Dáil Éireann - Volume 481 - 08 October, 1997

Written Answers. - Economic and Monetary Union.

14. Mr. Finucane asked the Minister for Finance if he has had or intends having any discussion with his United Kingdom counterpart on [409] whether the United Kingdom intends participating in economic and monetary union; and if he will make a statement on the matter. [15686/97]

51. Mr. O'Shea asked the Minister for Finance if his attention has been drawn to an informed article (details supplied) in the Financial Times in relation to the United Kingdom Government decision in principle to join Sterling with economic and monetary union at some stage after 1999; and if he will make a statement on the matter. [15718/97]

Minister for Finance (Mr. McCreevy): I propose to take Questions Nos. 14 and 51 together.

The decision on who will participate in the third stage of economic and monetary union will be made next year, in accordance with the procedures laid down in Article 109j of the Maastricht Treaty. The Council of Ministers, ECOFIN, will assess whether each member state fulfils the necessary conditions for the adoption of a single currency, on the basis of convergence reports from the European Commission and the European Monetary Institute. On the basis of these reports, ECOFIN, acting by a qualified majority on a recommendation from the Commission will recommend its findings to the Council, meeting in the composition of the Heads of State or Government, who will, after receiving the opinion of the European Parliament, confirm which member states fulfil the conditions.

The United Kingdom has an opt-out from the provisions on economic and monetary union, under a Protocol attached to the Maastricht Treaty. Under the terms of the Protocol, the UK shall notify the Council whether it intends to move to the third stage before the Council makes the assessment to which I have referred. Unless the UK notifies the Council that it intends to move to the third stage, it shall be under no obligation to do so. If the United Kingdom does not move to the third stage, it may change its notification at any time after the beginning of that stage.

The question as to whether the UK wishes to enter the third stage of economic and monetary union is a matter for the British Government. The UK Government has not yet said whether it will exercise this opt-out and has never said that it will never join. It has only said that it will decide closer to the starting date of 1 January 1999.

Of course, I regularly meet my colleagues, including the Chancellor of the Exchequer, at the ECOFIN Council, as well as at other international fora. I take the opportunity of such contacts to keep myself informed of their thinking on a range of issues and of developments in their countries. However, the decision on participation is firstly a matter for the UK themselves and I would not expect to be told of their intentions before they had made their own decision in this matter.
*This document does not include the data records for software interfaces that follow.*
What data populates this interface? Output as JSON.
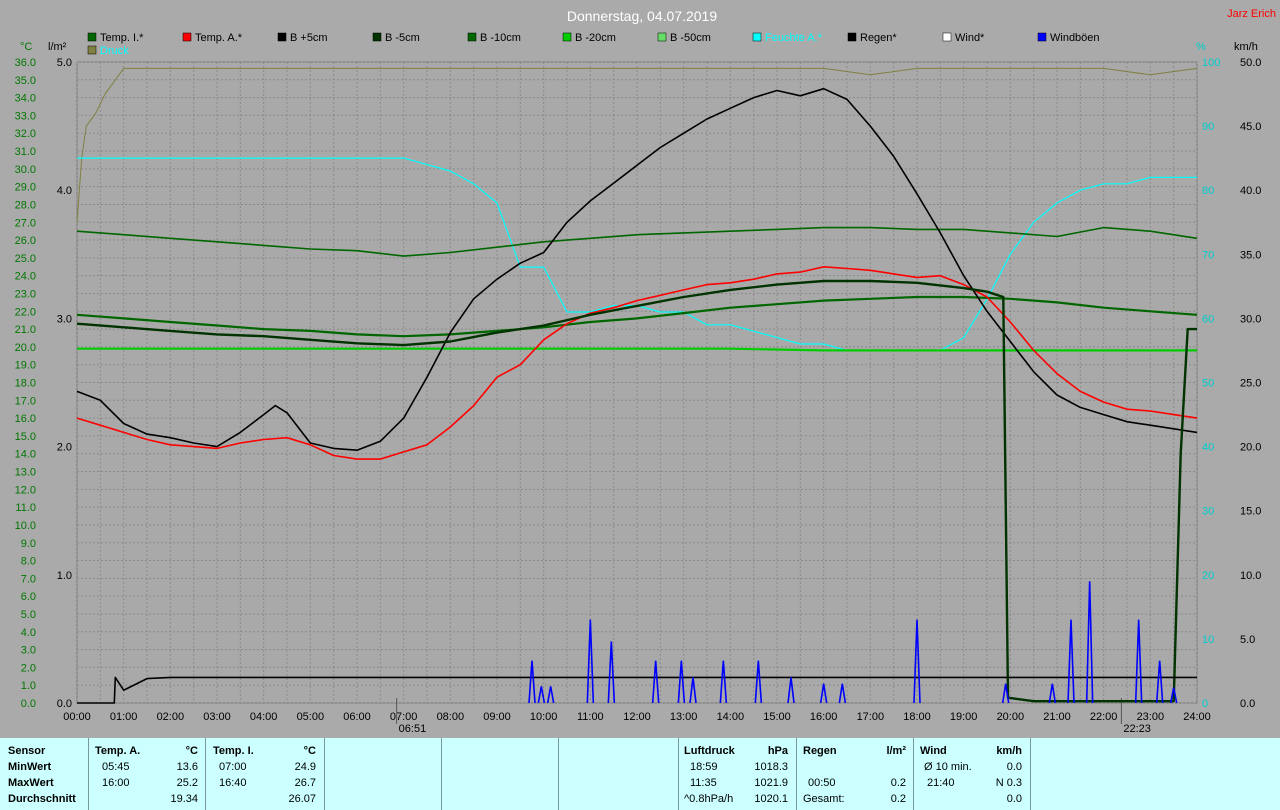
{
  "chart_data": {
    "type": "line",
    "title": "Donnerstag, 04.07.2019",
    "author": "Jarz Erich",
    "axes": {
      "left_temp": {
        "unit": "°C",
        "range": [
          0,
          36
        ],
        "ticks": [
          "0.0",
          "1.0",
          "2.0",
          "3.0",
          "4.0",
          "5.0",
          "6.0",
          "7.0",
          "8.0",
          "9.0",
          "10.0",
          "11.0",
          "12.0",
          "13.0",
          "14.0",
          "15.0",
          "16.0",
          "17.0",
          "18.0",
          "19.0",
          "20.0",
          "21.0",
          "22.0",
          "23.0",
          "24.0",
          "25.0",
          "26.0",
          "27.0",
          "28.0",
          "29.0",
          "30.0",
          "31.0",
          "32.0",
          "33.0",
          "34.0",
          "35.0",
          "36.0"
        ]
      },
      "left_rain": {
        "unit": "l/m²",
        "range": [
          0,
          5
        ],
        "ticks": [
          "0.0",
          "1.0",
          "2.0",
          "3.0",
          "4.0",
          "5.0"
        ]
      },
      "right_humidity": {
        "unit": "%",
        "range": [
          0,
          100
        ],
        "ticks": [
          "0",
          "10",
          "20",
          "30",
          "40",
          "50",
          "60",
          "70",
          "80",
          "90",
          "100"
        ]
      },
      "right_wind": {
        "unit": "km/h",
        "range": [
          0,
          50
        ],
        "ticks": [
          "0.0",
          "5.0",
          "10.0",
          "15.0",
          "20.0",
          "25.0",
          "30.0",
          "35.0",
          "40.0",
          "45.0",
          "50.0"
        ]
      },
      "x": {
        "unit": "h",
        "range": [
          0,
          24
        ],
        "ticks": [
          "00:00",
          "01:00",
          "02:00",
          "03:00",
          "04:00",
          "05:00",
          "06:00",
          "07:00",
          "08:00",
          "09:00",
          "10:00",
          "11:00",
          "12:00",
          "13:00",
          "14:00",
          "15:00",
          "16:00",
          "17:00",
          "18:00",
          "19:00",
          "20:00",
          "21:00",
          "22:00",
          "23:00",
          "24:00"
        ]
      }
    },
    "markers": [
      {
        "label": "06:51",
        "x": 6.85
      },
      {
        "label": "22:23",
        "x": 22.38
      }
    ],
    "legend": [
      {
        "name": "Temp. I.*",
        "color": "#006600"
      },
      {
        "name": "Temp. A.*",
        "color": "#ff0000"
      },
      {
        "name": "B +5cm",
        "color": "#000000"
      },
      {
        "name": "B -5cm",
        "color": "#003300"
      },
      {
        "name": "B -10cm",
        "color": "#006600"
      },
      {
        "name": "B -20cm",
        "color": "#00cc00"
      },
      {
        "name": "B -50cm",
        "color": "#66dd66"
      },
      {
        "name": "Feuchte A.*",
        "color": "#00ffff"
      },
      {
        "name": "Regen*",
        "color": "#000000"
      },
      {
        "name": "Wind*",
        "color": "#ffffff"
      },
      {
        "name": "Windböen",
        "color": "#0000ff"
      },
      {
        "name": "Druck",
        "color": "#808040"
      }
    ],
    "series": [
      {
        "name": "Temp. I.*",
        "axis": "left_temp",
        "color": "#006600",
        "x": [
          0,
          1,
          2,
          3,
          4,
          5,
          6,
          7,
          8,
          9,
          10,
          11,
          12,
          13,
          14,
          15,
          16,
          17,
          18,
          19,
          20,
          21,
          22,
          23,
          24
        ],
        "y": [
          26.5,
          26.3,
          26.1,
          25.9,
          25.7,
          25.5,
          25.4,
          25.1,
          25.3,
          25.6,
          25.9,
          26.1,
          26.3,
          26.4,
          26.5,
          26.6,
          26.7,
          26.7,
          26.6,
          26.6,
          26.4,
          26.2,
          26.7,
          26.5,
          26.1
        ]
      },
      {
        "name": "Temp. A.*",
        "axis": "left_temp",
        "color": "#ff0000",
        "x": [
          0,
          0.5,
          1,
          1.5,
          2,
          2.5,
          3,
          3.5,
          4,
          4.5,
          5,
          5.5,
          6,
          6.5,
          7,
          7.5,
          8,
          8.5,
          9,
          9.5,
          10,
          10.5,
          11,
          11.5,
          12,
          12.5,
          13,
          13.5,
          14,
          14.5,
          15,
          15.5,
          16,
          16.5,
          17,
          17.5,
          18,
          18.5,
          19,
          19.5,
          20,
          20.5,
          21,
          21.5,
          22,
          22.5,
          23,
          23.5,
          24
        ],
        "y": [
          16.0,
          15.6,
          15.2,
          14.8,
          14.5,
          14.4,
          14.3,
          14.6,
          14.8,
          14.9,
          14.5,
          13.9,
          13.7,
          13.7,
          14.1,
          14.5,
          15.5,
          16.7,
          18.3,
          19.0,
          20.4,
          21.3,
          21.9,
          22.2,
          22.6,
          22.9,
          23.2,
          23.5,
          23.6,
          23.8,
          24.1,
          24.2,
          24.5,
          24.4,
          24.3,
          24.1,
          23.9,
          24.0,
          23.5,
          22.8,
          21.4,
          19.8,
          18.5,
          17.5,
          16.9,
          16.5,
          16.4,
          16.2,
          16.0
        ]
      },
      {
        "name": "B +5cm",
        "axis": "left_temp",
        "color": "#000000",
        "x": [
          0,
          0.5,
          1,
          1.5,
          2,
          2.5,
          3,
          3.5,
          4,
          4.25,
          4.5,
          5,
          5.5,
          6,
          6.5,
          7,
          7.5,
          8,
          8.5,
          9,
          9.5,
          10,
          10.5,
          11,
          11.5,
          12,
          12.5,
          13,
          13.5,
          14,
          14.5,
          15,
          15.5,
          16,
          16.5,
          17,
          17.5,
          18,
          18.5,
          19,
          19.5,
          20,
          20.5,
          21,
          21.5,
          22,
          22.5,
          23,
          23.5,
          24
        ],
        "y": [
          17.5,
          17.0,
          15.7,
          15.1,
          14.9,
          14.6,
          14.4,
          15.2,
          16.2,
          16.7,
          16.3,
          14.6,
          14.3,
          14.2,
          14.7,
          16.0,
          18.3,
          20.8,
          22.7,
          23.8,
          24.7,
          25.3,
          27.0,
          28.2,
          29.2,
          30.2,
          31.2,
          32.0,
          32.8,
          33.4,
          34.0,
          34.4,
          34.1,
          34.5,
          33.9,
          32.4,
          30.7,
          28.6,
          26.4,
          24.0,
          22.0,
          20.3,
          18.6,
          17.3,
          16.6,
          16.2,
          15.8,
          15.6,
          15.4,
          15.2
        ]
      },
      {
        "name": "B -5cm",
        "axis": "left_temp",
        "color": "#003300",
        "x": [
          0,
          1,
          2,
          3,
          4,
          5,
          6,
          7,
          8,
          9,
          10,
          11,
          12,
          13,
          14,
          15,
          16,
          17,
          18,
          19,
          19.5,
          19.85,
          19.95,
          20.5,
          21,
          22,
          23,
          23.5,
          23.65,
          23.8,
          24
        ],
        "y": [
          21.3,
          21.1,
          20.9,
          20.7,
          20.6,
          20.4,
          20.2,
          20.1,
          20.3,
          20.8,
          21.2,
          21.8,
          22.3,
          22.8,
          23.2,
          23.5,
          23.7,
          23.7,
          23.6,
          23.3,
          23.1,
          22.8,
          0.3,
          0.1,
          0.1,
          0.1,
          0.1,
          0.1,
          14.0,
          21.0,
          21.0
        ]
      },
      {
        "name": "B -10cm",
        "axis": "left_temp",
        "color": "#006600",
        "x": [
          0,
          1,
          2,
          3,
          4,
          5,
          6,
          7,
          8,
          9,
          10,
          11,
          12,
          13,
          14,
          15,
          16,
          17,
          18,
          19,
          20,
          21,
          22,
          23,
          24
        ],
        "y": [
          21.8,
          21.6,
          21.4,
          21.2,
          21.0,
          20.9,
          20.7,
          20.6,
          20.7,
          20.9,
          21.1,
          21.4,
          21.6,
          21.9,
          22.2,
          22.4,
          22.6,
          22.7,
          22.8,
          22.8,
          22.7,
          22.5,
          22.2,
          22.0,
          21.8
        ]
      },
      {
        "name": "B -20cm",
        "axis": "left_temp",
        "color": "#00cc00",
        "x": [
          0,
          2,
          4,
          6,
          8,
          10,
          12,
          14,
          16,
          18,
          20,
          22,
          24
        ],
        "y": [
          19.9,
          19.9,
          19.9,
          19.9,
          19.9,
          19.9,
          19.9,
          19.9,
          19.8,
          19.8,
          19.8,
          19.8,
          19.8
        ]
      },
      {
        "name": "Feuchte A.*",
        "axis": "right_humidity",
        "color": "#00ffff",
        "x": [
          0,
          1,
          2,
          3,
          4,
          5,
          6,
          7,
          7.5,
          8,
          8.5,
          9,
          9.5,
          10,
          10.5,
          11,
          11.5,
          12,
          12.5,
          13,
          13.5,
          14,
          14.5,
          15,
          15.5,
          16,
          16.5,
          17,
          17.5,
          18,
          18.5,
          19,
          19.5,
          20,
          20.5,
          21,
          21.5,
          22,
          22.5,
          23,
          23.5,
          24
        ],
        "y": [
          85,
          85,
          85,
          85,
          85,
          85,
          85,
          85,
          84,
          83,
          81,
          78,
          68,
          68,
          61,
          61,
          62,
          62,
          61,
          61,
          59,
          59,
          58,
          57,
          56,
          56,
          55,
          55,
          55,
          55,
          55,
          57,
          63,
          70,
          75,
          78,
          80,
          81,
          81,
          82,
          82,
          82
        ]
      },
      {
        "name": "Regen*",
        "axis": "left_rain",
        "color": "#000000",
        "x": [
          0,
          0.8,
          0.82,
          1.0,
          1.5,
          2,
          24
        ],
        "y": [
          0,
          0,
          0.2,
          0.1,
          0.19,
          0.2,
          0.2
        ]
      },
      {
        "name": "Druck",
        "axis": "right_humidity",
        "color": "#808040",
        "x": [
          0,
          0.1,
          0.2,
          0.4,
          0.6,
          1,
          2,
          3,
          4,
          5,
          6,
          7,
          8,
          9,
          10,
          11,
          12,
          13,
          14,
          15,
          16,
          17,
          18,
          19,
          20,
          21,
          22,
          23,
          24
        ],
        "y": [
          75,
          85,
          90,
          92,
          95,
          99,
          99,
          99,
          99,
          99,
          99,
          99,
          99,
          99,
          99,
          99,
          99,
          99,
          99,
          99,
          99,
          98,
          99,
          99,
          99,
          99,
          99,
          98,
          99
        ]
      }
    ],
    "gusts": {
      "name": "Windböen",
      "axis": "right_wind",
      "color": "#0000ff",
      "x": [
        9.75,
        9.95,
        10.15,
        11.0,
        11.45,
        12.4,
        12.95,
        13.2,
        13.85,
        14.6,
        15.3,
        16.0,
        16.4,
        18.0,
        19.9,
        20.9,
        21.3,
        21.7,
        22.75,
        23.2,
        23.5
      ],
      "y": [
        3.3,
        1.3,
        1.3,
        6.5,
        4.8,
        3.3,
        3.3,
        2.0,
        3.3,
        3.3,
        2.0,
        1.5,
        1.5,
        6.5,
        1.5,
        1.5,
        6.5,
        9.5,
        6.5,
        3.3,
        1.2
      ]
    }
  },
  "stats": {
    "sensor_label": "Sensor",
    "row_labels": [
      "MinWert",
      "MaxWert",
      "Durchschnitt"
    ],
    "temp_a": {
      "title": "Temp. A.",
      "unit": "°C",
      "min_time": "05:45",
      "min_val": "13.6",
      "max_time": "16:00",
      "max_val": "25.2",
      "avg": "19.34"
    },
    "temp_i": {
      "title": "Temp. I.",
      "unit": "°C",
      "min_time": "07:00",
      "min_val": "24.9",
      "max_time": "16:40",
      "max_val": "26.7",
      "avg": "26.07"
    },
    "pressure": {
      "title": "Luftdruck",
      "unit": "hPa",
      "min_time": "18:59",
      "min_val": "1018.3",
      "max_time": "11:35",
      "max_val": "1021.9",
      "avg_label": "^0.8hPa/h",
      "avg": "1020.1"
    },
    "rain": {
      "title": "Regen",
      "unit": "l/m²",
      "max_time": "00:50",
      "max_val": "0.2",
      "total_label": "Gesamt:",
      "total": "0.2"
    },
    "wind": {
      "title": "Wind",
      "unit": "km/h",
      "min_label": "Ø 10 min.",
      "min_val": "0.0",
      "max_time": "21:40",
      "max_val": "N 0.3",
      "avg": "0.0"
    }
  }
}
I am aware of the press report to which the Deputy refers; however, it would not be appropriate [410] for me to comment on press speculation. As I understand the position, the British Government approach is fundamentally unchanged at this time — they have kept open the option of joining at the start of the third stage and will decide on whether or not they wish to enter economic and monetary union closer to the time. Their position, as set out in the Labour Party election manifesto, is that the single currency is a major step of economic integration, which in principle could bring benefits, and they will make their decision “on the basis of the economic merits of the case, when the arguments for Britain are clear”. If they take the view that the UK should join the single currency in the life time of the current Westminster parliament, I understand that there is to be a referendum before the final decision is made.
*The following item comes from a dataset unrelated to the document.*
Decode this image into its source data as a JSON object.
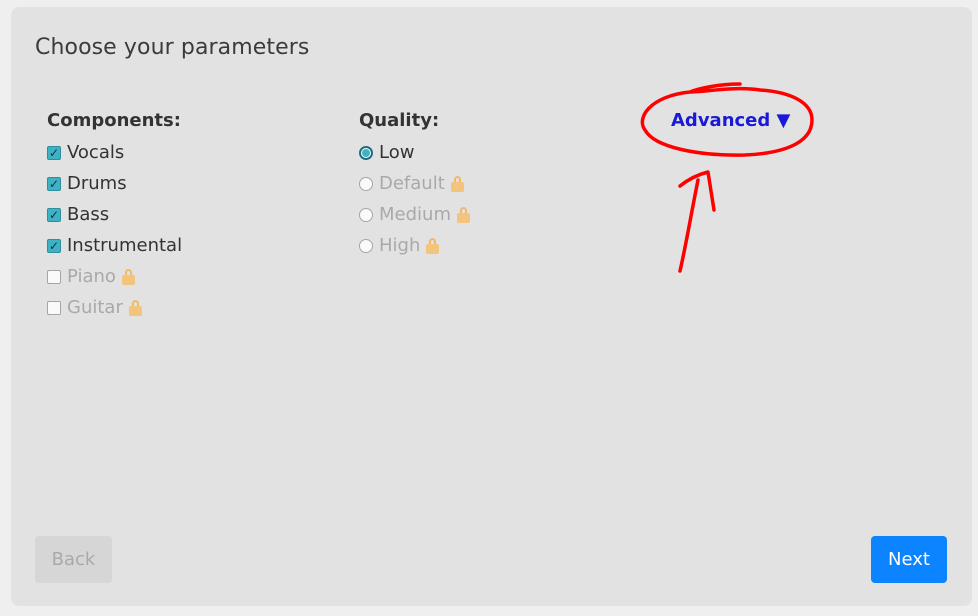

While I would, of course, welcome a decision by the UK Governemnt to enter economic and monetary union from the outset, my priority remains ensuring that Ireland qualifies for economic and monetary union and will take part in the third stage from the beginning. When the Maastricht Treaty received the endorsement of the Irish people, it did so without qualification or any provision for Ireland to opt out from the provisions for economic and monetary union. Membership of economic and monetary union, irrespective of what the UK does, will on balance be of benefit for Ireland, according to both the Economic and Social Research Institute and the National Economic and Social Council. I believe the economic and monetary union will start on time and that Ireland will play its full part from the start.